App and web page records
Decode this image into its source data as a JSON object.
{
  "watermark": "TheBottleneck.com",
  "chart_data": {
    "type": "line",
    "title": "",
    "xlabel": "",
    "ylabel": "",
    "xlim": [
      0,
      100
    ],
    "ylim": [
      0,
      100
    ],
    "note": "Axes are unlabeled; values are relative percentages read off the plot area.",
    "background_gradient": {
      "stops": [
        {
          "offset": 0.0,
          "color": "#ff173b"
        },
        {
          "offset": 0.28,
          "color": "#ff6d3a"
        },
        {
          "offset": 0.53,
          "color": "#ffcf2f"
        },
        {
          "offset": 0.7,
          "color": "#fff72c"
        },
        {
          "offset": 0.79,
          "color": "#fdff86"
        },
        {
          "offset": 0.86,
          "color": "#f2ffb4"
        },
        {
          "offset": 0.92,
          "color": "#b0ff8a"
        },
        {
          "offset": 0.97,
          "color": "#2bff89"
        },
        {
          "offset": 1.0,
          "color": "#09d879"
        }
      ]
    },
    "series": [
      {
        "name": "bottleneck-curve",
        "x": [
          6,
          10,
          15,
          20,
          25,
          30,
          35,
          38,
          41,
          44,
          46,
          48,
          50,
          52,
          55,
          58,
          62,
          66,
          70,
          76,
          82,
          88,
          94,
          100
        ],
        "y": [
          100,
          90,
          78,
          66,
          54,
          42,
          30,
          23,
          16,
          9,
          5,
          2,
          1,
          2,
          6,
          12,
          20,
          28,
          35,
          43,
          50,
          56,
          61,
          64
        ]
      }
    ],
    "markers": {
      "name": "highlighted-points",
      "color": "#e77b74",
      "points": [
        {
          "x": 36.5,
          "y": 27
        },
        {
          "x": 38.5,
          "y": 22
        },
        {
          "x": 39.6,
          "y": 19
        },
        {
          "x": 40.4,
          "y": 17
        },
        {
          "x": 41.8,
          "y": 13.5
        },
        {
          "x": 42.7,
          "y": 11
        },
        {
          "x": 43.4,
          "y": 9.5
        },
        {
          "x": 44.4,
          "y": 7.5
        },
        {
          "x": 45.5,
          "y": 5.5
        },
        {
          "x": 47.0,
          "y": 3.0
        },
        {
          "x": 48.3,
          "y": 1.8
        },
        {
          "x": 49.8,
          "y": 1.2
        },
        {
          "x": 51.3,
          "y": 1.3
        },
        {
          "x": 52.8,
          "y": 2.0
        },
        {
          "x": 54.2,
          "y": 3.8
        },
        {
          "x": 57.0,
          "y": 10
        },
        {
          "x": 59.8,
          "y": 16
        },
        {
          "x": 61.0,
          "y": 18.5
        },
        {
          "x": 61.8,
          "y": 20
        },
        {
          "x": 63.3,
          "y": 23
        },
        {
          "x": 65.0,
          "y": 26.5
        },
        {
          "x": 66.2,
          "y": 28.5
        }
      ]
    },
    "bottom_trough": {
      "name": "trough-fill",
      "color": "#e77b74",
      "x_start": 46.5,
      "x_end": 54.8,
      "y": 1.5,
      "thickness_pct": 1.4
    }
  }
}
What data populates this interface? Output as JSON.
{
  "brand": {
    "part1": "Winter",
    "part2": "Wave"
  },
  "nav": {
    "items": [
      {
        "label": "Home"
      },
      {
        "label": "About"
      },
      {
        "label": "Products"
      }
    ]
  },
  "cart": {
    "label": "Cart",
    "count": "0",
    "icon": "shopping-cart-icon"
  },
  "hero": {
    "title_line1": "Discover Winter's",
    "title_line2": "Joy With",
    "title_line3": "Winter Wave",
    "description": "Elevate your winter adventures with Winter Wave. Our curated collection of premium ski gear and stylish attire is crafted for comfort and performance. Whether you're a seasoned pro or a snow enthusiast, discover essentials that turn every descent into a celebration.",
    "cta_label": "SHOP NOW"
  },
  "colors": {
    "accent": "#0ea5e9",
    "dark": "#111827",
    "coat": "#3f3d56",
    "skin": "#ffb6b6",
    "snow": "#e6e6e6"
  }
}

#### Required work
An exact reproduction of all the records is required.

#### Solution to the problem
Decode this image into its source data as a JSON object.
{
  "watermark": "TheBottleneck.com",
  "chart_data": {
    "type": "line",
    "title": "",
    "xlabel": "",
    "ylabel": "",
    "xlim": [
      0,
      100
    ],
    "ylim": [
      0,
      100
    ],
    "note": "Axes are unlabeled; values are relative percentages read off the plot area.",
    "background_gradient": {
      "stops": [
        {
          "offset": 0.0,
          "color": "#ff173b"
        },
        {
          "offset": 0.28,
          "color": "#ff6d3a"
        },
        {
          "offset": 0.53,
          "color": "#ffcf2f"
        },
        {
          "offset": 0.7,
          "color": "#fff72c"
        },
        {
          "offset": 0.79,
          "color": "#fdff86"
        },
        {
          "offset": 0.86,
          "color": "#f2ffb4"
        },
        {
          "offset": 0.92,
          "color": "#b0ff8a"
        },
        {
          "offset": 0.97,
          "color": "#2bff89"
        },
        {
          "offset": 1.0,
          "color": "#09d879"
        }
      ]
    },
    "series": [
      {
        "name": "bottleneck-curve",
        "x": [
          6,
          10,
          15,
          20,
          25,
          30,
          35,
          38,
          41,
          44,
          46,
          48,
          50,
          52,
          55,
          58,
          62,
          66,
          70,
          76,
          82,
          88,
          94,
          100
        ],
        "y": [
          100,
          90,
          78,
          66,
          54,
          42,
          30,
          23,
          16,
          9,
          5,
          2,
          1,
          2,
          6,
          12,
          20,
          28,
          35,
          43,
          50,
          56,
          61,
          64
        ]
      }
    ],
    "markers": {
      "name": "highlighted-points",
      "color": "#e77b74",
      "points": [
        {
          "x": 36.5,
          "y": 27
        },
        {
          "x": 38.5,
          "y": 22
        },
        {
          "x": 39.6,
          "y": 19
        },
        {
          "x": 40.4,
          "y": 17
        },
        {
          "x": 41.8,
          "y": 13.5
        },
        {
          "x": 42.7,
          "y": 11
        },
        {
          "x": 43.4,
          "y": 9.5
        },
        {
          "x": 44.4,
          "y": 7.5
        },
        {
          "x": 45.5,
          "y": 5.5
        },
        {
          "x": 47.0,
          "y": 3.0
        },
        {
          "x": 48.3,
          "y": 1.8
        },
        {
          "x": 49.8,
          "y": 1.2
        },
        {
          "x": 51.3,
          "y": 1.3
        },
        {
          "x": 52.8,
          "y": 2.0
        },
        {
          "x": 54.2,
          "y": 3.8
        },
        {
          "x": 57.0,
          "y": 10
        },
        {
          "x": 59.8,
          "y": 16
        },
        {
          "x": 61.0,
          "y": 18.5
        },
        {
          "x": 61.8,
          "y": 20
        },
        {
          "x": 63.3,
          "y": 23
        },
        {
          "x": 65.0,
          "y": 26.5
        },
        {
          "x": 66.2,
          "y": 28.5
        }
      ]
    },
    "bottom_trough": {
      "name": "trough-fill",
      "color": "#e77b74",
      "x_start": 46.5,
      "x_end": 54.8,
      "y": 1.5,
      "thickness_pct": 1.4
    }
  }
}
What data populates this interface? Output as JSON.
{
  "brand": {
    "part1": "Winter",
    "part2": "Wave"
  },
  "nav": {
    "items": [
      {
        "label": "Home"
      },
      {
        "label": "About"
      },
      {
        "label": "Products"
      }
    ]
  },
  "cart": {
    "label": "Cart",
    "count": "0",
    "icon": "shopping-cart-icon"
  },
  "hero": {
    "title_line1": "Discover Winter's",
    "title_line2": "Joy With",
    "title_line3": "Winter Wave",
    "description": "Elevate your winter adventures with Winter Wave. Our curated collection of premium ski gear and stylish attire is crafted for comfort and performance. Whether you're a seasoned pro or a snow enthusiast, discover essentials that turn every descent into a celebration.",
    "cta_label": "SHOP NOW"
  },
  "colors": {
    "accent": "#0ea5e9",
    "dark": "#111827",
    "coat": "#3f3d56",
    "skin": "#ffb6b6",
    "snow": "#e6e6e6"
  }
}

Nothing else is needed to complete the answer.